On Mr. Floyd’s cause of death, Mr. Nelson said it was “preposterous” for the state and several of its witnesses to have asked jurors to ignore a host of possible contributing factors, including Mr. Floyd’s pre-existing heart problems and drug use. He insisted that the defense’s focus on Mr. Floyd’s drug use was not an attack on his character, but was prompted by the issue’s medical significance.

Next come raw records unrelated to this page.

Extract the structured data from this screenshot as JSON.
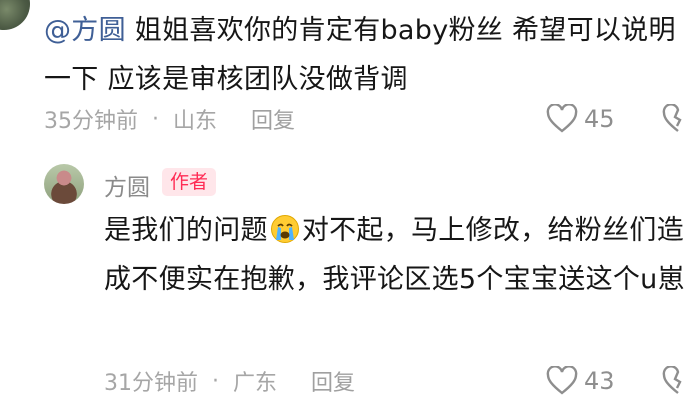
{
  "comment": {
    "mention": "@方圆",
    "text": " 姐姐喜欢你的肯定有baby粉丝 希望可以说明一下 应该是审核团队没做背调",
    "time": "35分钟前",
    "location": "山东",
    "reply_label": "回复",
    "likes": "45"
  },
  "reply": {
    "name": "方圆",
    "badge": "作者",
    "text_before_emoji": "是我们的问题",
    "emoji": "crying-face-emoji",
    "text_after_emoji": "对不起，马上修改，给粉丝们造成不便实在抱歉，我评论区选5个宝宝送这个u崽",
    "time": "31分钟前",
    "location": "广东",
    "reply_label": "回复",
    "likes": "43"
  },
  "colors": {
    "mention": "#3f5f96",
    "badge_bg": "#ffe6ea",
    "badge_text": "#ff2c55",
    "meta_text": "#a6a6a6"
  }
}
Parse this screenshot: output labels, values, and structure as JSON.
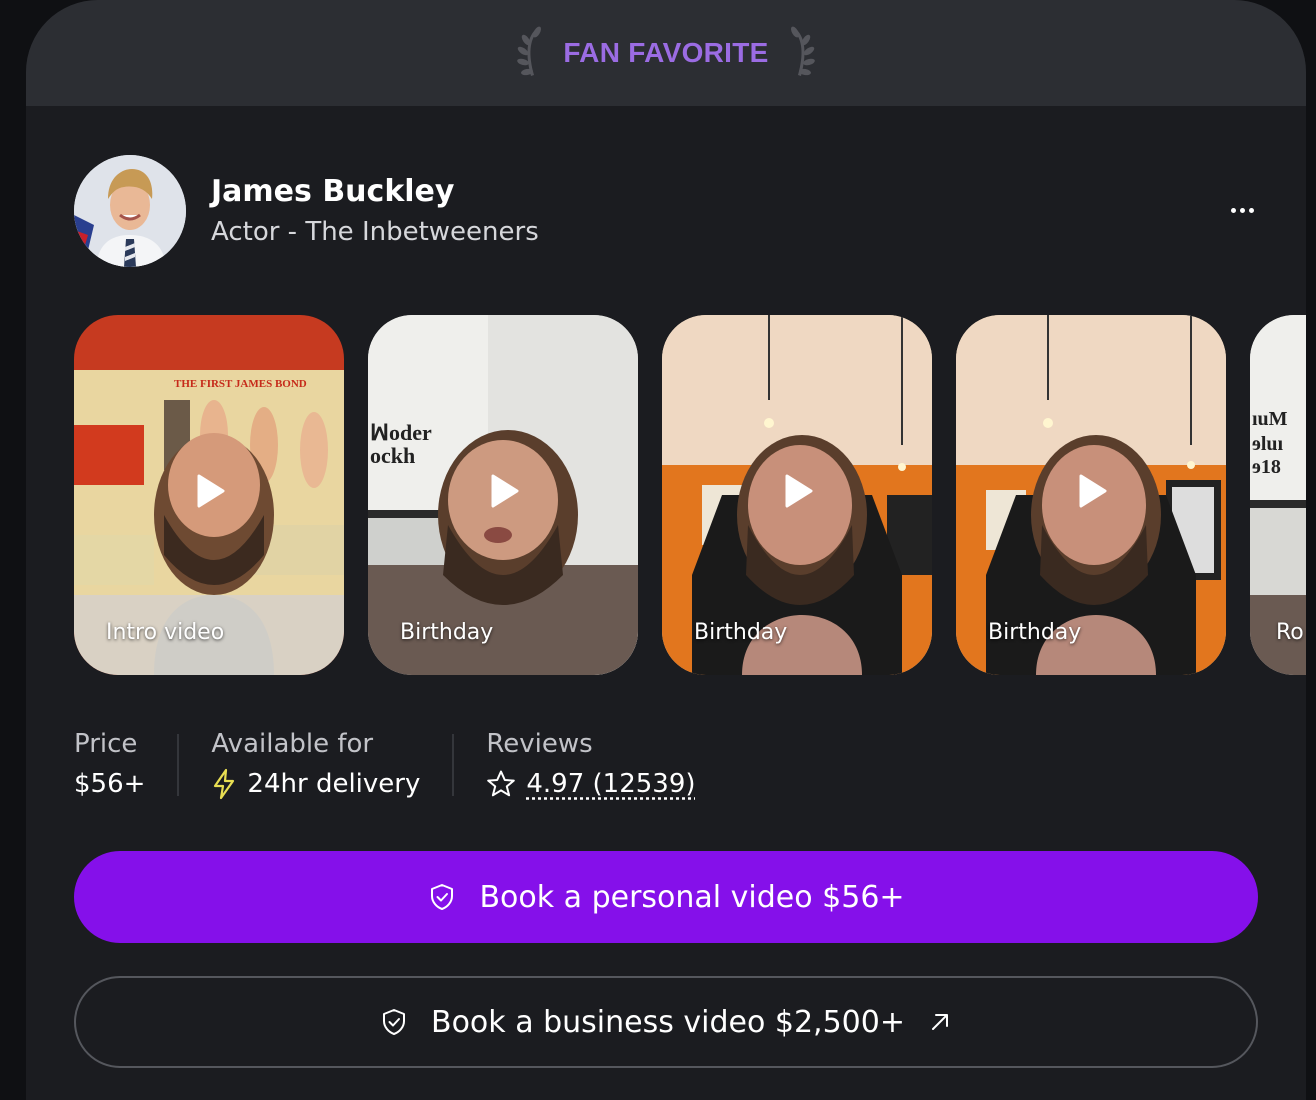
{
  "banner": {
    "title": "FAN FAVORITE"
  },
  "profile": {
    "name": "James Buckley",
    "subtitle": "Actor - The Inbetweeners"
  },
  "videos": [
    {
      "label": "Intro video"
    },
    {
      "label": "Birthday"
    },
    {
      "label": "Birthday"
    },
    {
      "label": "Birthday"
    },
    {
      "label": "Ro"
    }
  ],
  "stats": {
    "price": {
      "label": "Price",
      "value": "$56+"
    },
    "availability": {
      "label": "Available for",
      "value": "24hr delivery"
    },
    "reviews": {
      "label": "Reviews",
      "value": "4.97 (12539)"
    }
  },
  "actions": {
    "personal": "Book a personal video $56+",
    "business": "Book a business video $2,500+"
  },
  "colors": {
    "accent": "#8510ea",
    "banner_text": "#9b6ce3",
    "lightning": "#e8de52",
    "card_bg": "#1b1c20"
  },
  "icons": {
    "laurel": "laurel-icon",
    "more": "more-options-icon",
    "play": "play-icon",
    "lightning": "lightning-icon",
    "star": "star-icon",
    "shield": "shield-check-icon",
    "external": "arrow-up-right-icon"
  }
}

In yeoman-like fashion, Nelson worked through the evidence piece by piece, showing it separately, together and interspersing it with images of the law and police policy to raise the question of what a reasonable police officer, per Graham v. Conner, would do. Whether it was sufficient to convince the jury that Chauvin’s choices were right wasn’t as much the point as to convince the jury that the defendant’s conduct was not unreasonable under law and policy. Where the prosecution denigrated the defense with the ad hominem of “nonsense,” Nelson methodically gave the jury non-nonsensical reasons to doubt Chauvin’s conduct was criminal.
The rebuttal summation by prosecutor Jerry Blackwell was, to be blunt, bad.
Jerry Blackwell, another prosecutor, responded to the defense by continuing to urge jurors to follow “common sense,” saying that even a 9-year-old girl who testified earlier in the trial could see that Mr. Chauvin was hurting Mr. Floyd.
Using a chart that showed a dot for every day that Mr. Floyd was alive, Mr. Blackwell spoke of how unlikely it would be that Mr. Floyd would happen to die on May 25, if not for Mr. Chauvin’s use of force. Jurors must decide whether Mr. Chauvin’s restraint was a “substantial factor” in Mr. Floyd’s death, not whether it was the sole factor.
Mr. Blackwell ended his rebuttal by reminding jurors that some witnesses had said Mr. Floyd died because his heart was too big. “Now, having seen all the evidence, having heard all the evidence, you know the truth,” he said. “The truth of the matter is that the reason George Floyd is dead is because Mr. Chauvin’s heart was too small.”
To the extent Schleicher’s summation was a flagrant appeal to irrelevant emotion, Blackwell doubled down. Rather than heed the expert witnesses, convict because “even a 9-year-old girl” could tell? And the Grinch close, with more prosecutorial impropriety by bolstering his side (“the truth”) and again denigrating the defense (“shading the facts,” objection sustained), Chauvin’s “heart was too small.” This was childish crap, which does not mean it won’t resonate with the jury, but it’s embarrassing in a courtroom.
So this means the jury will return a not guilty verdict? Hardly. Nor does it necessarily mean the jury should do so, as the case is tried on evidence, the testimony and other evidence admitted during the trial, and summations are merely argument. But as Maxine Waters and the black-clad pig people make clear, they are no longer interested in a trial, in a jury, in a verdict after deliberations. They want “guilty” and will tolerate nothing else at the end of this show or cities will burn.
As the jury hasn’t been sequestered, it seems almost impossible for them not to be well aware of what’s happening, the efforts to make clear that any outcome other than the “right” verdict will result in horrible consequences. And should they, the anonymous-for-now jury not do as demanded, and their identities become publicly known, their lives and the lives of their families are at extreme risk.
It’s understandable that people can’t tolerate waiting for the verdict here, particularly since they’ve been told that there can only be one “right” verdict. If anything else happens, it can only be for the worst reasons and not because Nelson gave a far more effective closing than the prosecution.